“Of course!” I said, then waved her past Leroy, watching her shuffle slowly behind the market cart, a make-shift version of a wheeled walker. She emerged a few minutes later with her hot dog, and stopped again in front of my ticket window.
“Terrific!” she said. “People are talking about these out on the street, and I figured I don’t need to sit through The Dragon Dies Hard to get one.” So began a wonderful dialogue between the two of us, which lasted deep into the fall of that year. She was a retired family doctor, living alone, frail, but mentally vigorous, a lover of poetry, opera, and philosophy. Two of these three are passions of mine.
A little after Dr. Oppenheim stopped coming, driven away, I suspected, by the chill winds of November, we tried to put dinner and a movie together, under the guise of a dinner/movie special. You could clip our ad from the local paper and, for $4.95 including admission, you could choose from a pre-fix menu at a struggling local restaurant just opened down the street.
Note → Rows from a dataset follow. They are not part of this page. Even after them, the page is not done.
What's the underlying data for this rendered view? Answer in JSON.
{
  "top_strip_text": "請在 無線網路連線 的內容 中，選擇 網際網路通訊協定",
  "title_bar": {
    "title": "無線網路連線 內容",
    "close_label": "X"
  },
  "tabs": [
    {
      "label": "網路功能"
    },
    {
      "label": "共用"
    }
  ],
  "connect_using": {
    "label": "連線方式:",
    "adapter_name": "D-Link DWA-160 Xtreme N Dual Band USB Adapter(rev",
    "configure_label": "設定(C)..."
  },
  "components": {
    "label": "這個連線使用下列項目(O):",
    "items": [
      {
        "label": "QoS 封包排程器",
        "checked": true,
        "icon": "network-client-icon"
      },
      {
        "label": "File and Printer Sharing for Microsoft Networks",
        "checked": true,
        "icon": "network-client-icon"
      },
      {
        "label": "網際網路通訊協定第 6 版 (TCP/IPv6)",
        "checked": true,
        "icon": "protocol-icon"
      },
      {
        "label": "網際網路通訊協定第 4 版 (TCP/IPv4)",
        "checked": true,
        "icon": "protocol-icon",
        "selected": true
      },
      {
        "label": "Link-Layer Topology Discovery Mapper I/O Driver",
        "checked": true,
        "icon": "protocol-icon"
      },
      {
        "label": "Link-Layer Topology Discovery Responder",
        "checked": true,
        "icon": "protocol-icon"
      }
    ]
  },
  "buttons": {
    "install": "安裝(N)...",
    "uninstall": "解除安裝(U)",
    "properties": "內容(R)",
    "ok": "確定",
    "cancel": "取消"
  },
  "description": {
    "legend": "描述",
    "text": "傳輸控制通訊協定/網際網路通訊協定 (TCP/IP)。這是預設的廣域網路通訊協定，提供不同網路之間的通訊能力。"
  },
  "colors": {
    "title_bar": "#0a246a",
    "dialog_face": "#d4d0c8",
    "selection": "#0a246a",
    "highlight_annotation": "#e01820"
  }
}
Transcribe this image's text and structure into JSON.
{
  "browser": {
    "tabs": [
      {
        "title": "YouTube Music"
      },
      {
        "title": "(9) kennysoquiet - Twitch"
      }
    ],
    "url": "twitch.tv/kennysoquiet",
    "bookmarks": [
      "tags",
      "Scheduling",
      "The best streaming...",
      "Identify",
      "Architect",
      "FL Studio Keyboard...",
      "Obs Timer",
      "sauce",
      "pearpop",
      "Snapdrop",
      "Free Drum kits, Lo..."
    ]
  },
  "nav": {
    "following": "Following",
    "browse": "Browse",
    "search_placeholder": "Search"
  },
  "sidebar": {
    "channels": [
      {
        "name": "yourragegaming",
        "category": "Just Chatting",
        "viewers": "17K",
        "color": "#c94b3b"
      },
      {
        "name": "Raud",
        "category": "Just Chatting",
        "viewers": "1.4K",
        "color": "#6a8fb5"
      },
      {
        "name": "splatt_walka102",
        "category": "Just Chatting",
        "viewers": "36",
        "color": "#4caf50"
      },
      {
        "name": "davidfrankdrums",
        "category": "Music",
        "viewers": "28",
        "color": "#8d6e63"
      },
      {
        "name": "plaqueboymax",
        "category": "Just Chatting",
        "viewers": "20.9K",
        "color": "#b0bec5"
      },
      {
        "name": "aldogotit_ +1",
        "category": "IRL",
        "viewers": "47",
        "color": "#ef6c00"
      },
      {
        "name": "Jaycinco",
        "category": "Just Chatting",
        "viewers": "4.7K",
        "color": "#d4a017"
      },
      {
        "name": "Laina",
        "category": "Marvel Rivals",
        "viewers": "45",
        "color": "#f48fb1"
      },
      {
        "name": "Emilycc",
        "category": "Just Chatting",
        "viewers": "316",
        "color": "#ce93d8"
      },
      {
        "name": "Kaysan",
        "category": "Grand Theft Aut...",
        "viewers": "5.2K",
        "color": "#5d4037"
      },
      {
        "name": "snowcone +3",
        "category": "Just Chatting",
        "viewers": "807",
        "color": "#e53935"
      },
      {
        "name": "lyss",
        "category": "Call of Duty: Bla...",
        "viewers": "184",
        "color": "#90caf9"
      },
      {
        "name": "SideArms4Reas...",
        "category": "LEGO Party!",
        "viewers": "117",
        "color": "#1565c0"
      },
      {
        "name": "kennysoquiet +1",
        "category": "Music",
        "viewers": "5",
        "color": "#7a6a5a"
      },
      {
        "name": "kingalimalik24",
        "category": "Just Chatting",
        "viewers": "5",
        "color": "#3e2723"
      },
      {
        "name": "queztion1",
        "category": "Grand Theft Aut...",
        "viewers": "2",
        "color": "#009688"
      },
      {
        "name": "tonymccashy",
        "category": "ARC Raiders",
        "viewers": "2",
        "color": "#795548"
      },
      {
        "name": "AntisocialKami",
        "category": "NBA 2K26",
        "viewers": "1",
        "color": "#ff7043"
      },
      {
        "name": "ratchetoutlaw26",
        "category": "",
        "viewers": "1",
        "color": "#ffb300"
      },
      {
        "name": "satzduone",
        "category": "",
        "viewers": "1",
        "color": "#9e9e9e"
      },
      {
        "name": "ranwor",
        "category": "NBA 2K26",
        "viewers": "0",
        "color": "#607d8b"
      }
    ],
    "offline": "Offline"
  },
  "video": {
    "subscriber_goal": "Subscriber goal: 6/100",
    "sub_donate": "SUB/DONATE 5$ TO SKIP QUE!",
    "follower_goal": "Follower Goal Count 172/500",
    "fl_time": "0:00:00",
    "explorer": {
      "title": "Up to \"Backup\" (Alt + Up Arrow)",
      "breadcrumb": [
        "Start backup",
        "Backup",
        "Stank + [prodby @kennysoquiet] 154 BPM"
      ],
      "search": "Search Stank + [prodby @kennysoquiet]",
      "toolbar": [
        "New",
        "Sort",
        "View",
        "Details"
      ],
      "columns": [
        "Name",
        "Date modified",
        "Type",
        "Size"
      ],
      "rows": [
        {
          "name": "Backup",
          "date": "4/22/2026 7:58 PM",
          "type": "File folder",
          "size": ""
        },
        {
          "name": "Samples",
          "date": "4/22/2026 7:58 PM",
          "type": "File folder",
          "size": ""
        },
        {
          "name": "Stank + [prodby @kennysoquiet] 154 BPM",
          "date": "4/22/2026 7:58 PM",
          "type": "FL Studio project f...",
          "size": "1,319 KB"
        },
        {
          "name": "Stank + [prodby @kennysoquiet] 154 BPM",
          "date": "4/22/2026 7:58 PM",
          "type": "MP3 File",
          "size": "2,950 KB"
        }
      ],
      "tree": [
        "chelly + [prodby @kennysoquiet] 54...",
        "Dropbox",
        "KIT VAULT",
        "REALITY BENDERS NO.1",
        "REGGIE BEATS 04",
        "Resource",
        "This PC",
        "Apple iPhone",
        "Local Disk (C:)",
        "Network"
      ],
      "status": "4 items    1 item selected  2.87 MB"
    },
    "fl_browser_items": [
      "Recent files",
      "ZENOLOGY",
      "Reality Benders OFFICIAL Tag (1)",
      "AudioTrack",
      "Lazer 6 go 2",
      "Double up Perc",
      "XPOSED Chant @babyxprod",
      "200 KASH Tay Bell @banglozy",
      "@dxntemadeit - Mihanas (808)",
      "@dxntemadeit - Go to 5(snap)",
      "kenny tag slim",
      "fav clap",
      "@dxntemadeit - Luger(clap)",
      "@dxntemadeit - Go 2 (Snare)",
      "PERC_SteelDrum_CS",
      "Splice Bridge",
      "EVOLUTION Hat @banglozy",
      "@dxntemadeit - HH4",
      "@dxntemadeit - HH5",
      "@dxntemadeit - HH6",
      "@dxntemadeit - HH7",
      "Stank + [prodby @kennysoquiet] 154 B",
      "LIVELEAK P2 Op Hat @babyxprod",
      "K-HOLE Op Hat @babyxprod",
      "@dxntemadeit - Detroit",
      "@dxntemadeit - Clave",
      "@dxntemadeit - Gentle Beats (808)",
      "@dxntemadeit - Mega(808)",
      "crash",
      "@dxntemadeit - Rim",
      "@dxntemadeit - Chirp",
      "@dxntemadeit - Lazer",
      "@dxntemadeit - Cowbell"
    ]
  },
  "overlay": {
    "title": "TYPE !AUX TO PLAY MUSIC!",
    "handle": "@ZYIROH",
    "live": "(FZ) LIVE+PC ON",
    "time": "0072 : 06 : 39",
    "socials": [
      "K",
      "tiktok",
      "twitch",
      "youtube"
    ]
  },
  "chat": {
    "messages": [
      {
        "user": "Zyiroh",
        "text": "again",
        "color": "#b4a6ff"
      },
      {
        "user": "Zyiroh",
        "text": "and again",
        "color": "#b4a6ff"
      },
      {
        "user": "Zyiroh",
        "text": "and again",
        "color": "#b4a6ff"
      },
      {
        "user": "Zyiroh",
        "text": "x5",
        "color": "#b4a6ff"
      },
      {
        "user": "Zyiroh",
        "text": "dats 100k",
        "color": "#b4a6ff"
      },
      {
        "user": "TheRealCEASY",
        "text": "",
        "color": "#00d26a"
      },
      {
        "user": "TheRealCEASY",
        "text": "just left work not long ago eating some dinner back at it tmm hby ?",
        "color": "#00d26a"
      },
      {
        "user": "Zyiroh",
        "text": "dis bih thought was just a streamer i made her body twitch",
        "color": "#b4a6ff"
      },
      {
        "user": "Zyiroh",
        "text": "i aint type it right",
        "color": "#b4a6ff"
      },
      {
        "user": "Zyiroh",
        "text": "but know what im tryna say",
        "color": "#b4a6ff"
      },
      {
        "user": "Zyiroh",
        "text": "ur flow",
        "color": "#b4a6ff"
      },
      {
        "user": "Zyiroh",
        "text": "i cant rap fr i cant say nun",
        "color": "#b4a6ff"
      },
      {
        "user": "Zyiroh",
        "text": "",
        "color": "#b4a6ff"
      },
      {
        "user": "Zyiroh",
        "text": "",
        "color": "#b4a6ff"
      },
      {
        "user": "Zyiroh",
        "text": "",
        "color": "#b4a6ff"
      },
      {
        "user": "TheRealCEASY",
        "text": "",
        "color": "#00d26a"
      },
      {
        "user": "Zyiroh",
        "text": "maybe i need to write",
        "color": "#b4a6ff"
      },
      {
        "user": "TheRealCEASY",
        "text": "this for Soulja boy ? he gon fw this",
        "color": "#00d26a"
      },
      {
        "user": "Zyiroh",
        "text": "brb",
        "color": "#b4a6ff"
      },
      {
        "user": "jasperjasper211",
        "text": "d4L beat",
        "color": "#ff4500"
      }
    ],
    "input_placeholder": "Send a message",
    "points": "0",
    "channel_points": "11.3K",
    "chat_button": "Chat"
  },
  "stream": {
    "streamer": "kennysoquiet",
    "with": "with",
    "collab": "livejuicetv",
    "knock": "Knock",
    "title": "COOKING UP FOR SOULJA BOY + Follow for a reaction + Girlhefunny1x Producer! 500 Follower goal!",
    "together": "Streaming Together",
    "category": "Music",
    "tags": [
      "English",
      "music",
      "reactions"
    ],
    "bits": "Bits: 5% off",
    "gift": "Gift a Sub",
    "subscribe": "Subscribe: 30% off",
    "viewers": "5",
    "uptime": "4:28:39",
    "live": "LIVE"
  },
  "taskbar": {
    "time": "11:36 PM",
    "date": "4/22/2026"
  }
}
The menu included a credible burger, greasy fries and other items, some less disappointing than others. Our partnership was brief — Chubby went out of business after Thanksgiving. Anyhow what were we thinking? Every burger somebody bought from him was a hot dog we wouldn’t sell at our high per-capita stand.
What drove me to these recollections? Last night, Dean and I went out to Alamo Draft House in Brooklyn for dinner and a movie. I’ve been holding off going to dinner and a movie as combined events, though NYC is crawling with opportunities (Metrograph, Nitehawk). Even though, forty-plus years ago, with our high-end concession stand, we more or less pioneered the concept of dinner and a movie under one roof at the St. George, I’m not used to major comestibles (a burger in my case) including wine, while sitting in a recliner watching the movie screen. Feels a little too much like home.
It was a good burger and an excellent movie (don’t miss it, RBG, about the venerable Supreme Court justice Ruth Bader Ginsburg), but my mind strayed momentarily to maintenance. If Coke syrup and popcorn are hard to clean up after, what’s it like to keep a dinner movie theater clean?
The recliner made me reflect that Dr. Oppenheim might have been lured into the dark after all, to watch a Bruce Lee double feature, if we could have offered her what in those days would have been a Barcalounger, to kick back in. Imagine them all: the good doctor lounging with her hot dog, the jazzman propped up beside her in his spangled suit, and the lady from the street, if she could only have afforded the price of a ticket and dinner.
Meanwhile, I think I agree with Charles Cohen, the owner of the newly-refurbished Quad Cinema in Manhattan. “We considered dine-in for about a minute, but to me, a first class moviegoing experience is not one where the person next to you is eating a steak,” he reflected. Gotcha.
Afterthought: Returning to the subject of Ruth Bader Ginsburg, her tastes, at least for opera, remind me a lot of Dr. Oppenheim’s, who was Ginsburg’s age almost a half a century ago. Wonder if (the notorious) RBG likes hotdogs?
Afterthought 2: One of the cleverest front lobby marketing strategies I’ve seen in a long while is a Ruth Bader Ginsburg cardboard prop-up of a long black gown with lace collar at the top. Behind it is a step on which an admirer of the Justice can stand, placing her/his head in the slot above the collar for a photo-op.